A true filibuster—pursuant to which dissenters openly take and hold the Senate floor—threatens to saddle dissenters with opprobrium by exposing their actions for all to see, making vivid their willingness to throw a wrench in the workings of the upper chamber. …the need to filibuster in this way had exactly this deterrent effect.
…senators utilitized speech-based delays only in exceptional cases for the remainder of the nineteenth century.
…targeted use of obstructionist speechmaking triggered ameliorative reforms, including the Senate’s replacement in 1917 of its unanimous-consent policy with a rule that authorized cloture by a vote of two-thirds of the members in attendance.

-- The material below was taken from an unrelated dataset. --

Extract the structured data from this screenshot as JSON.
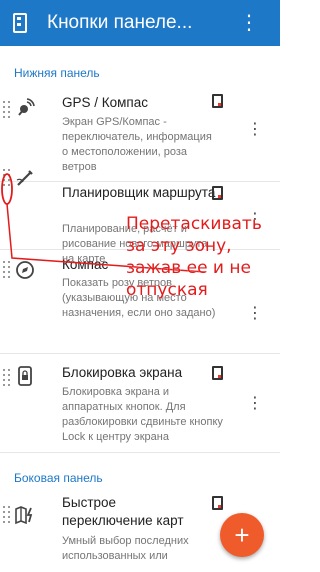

…during most of the twentieth century, filibusters focused on civil rights bills, which were bitterly denounced by southern segregationists. …the high water mark of obstructionist speechifying came when southern Senators occupied the floor for seventy-four days in an effort to block passage of the Civil Rights Act of 1964.
…in 1975 the Senate adopted its current rule, which requires sixty votes to end debate, regardless of the number of Senators present. In addition, during this same time frame, the chamber embraced a “two-track” system… in which delays in acting on one matter would not block the Senate from moving forward with other business… The modern stealth system leads to no floor debate.”
Unconstitutional filibuster/cloture keeps unconstitutional big government ratchet-locked in place
One effect of these changes is that the use of Rule XXII to block action by Senate majorities has soared to unprecedented heights in recent years—indeed, to dizzying heights. As a result, “almost all significant legislation” now needs the support of sixty Senators…
…the Cloture Rule… has come to contravene the fundamental principle of legislative majoritarianism established by our founding charter.
- “Senate Action on Cloture Motions.” Senate.gov. www.senate.gov/pagelayout/reference/cloture_motions/clotureCounts.htm. Accessed 28 Jan. 2017.
- Coenen, Dan T. “The Filibuster and the Framing: Why the Cloture Rule is Unconstitutional and What to Do About It.” Boston College Law Review 55.1 (2014): 39-92.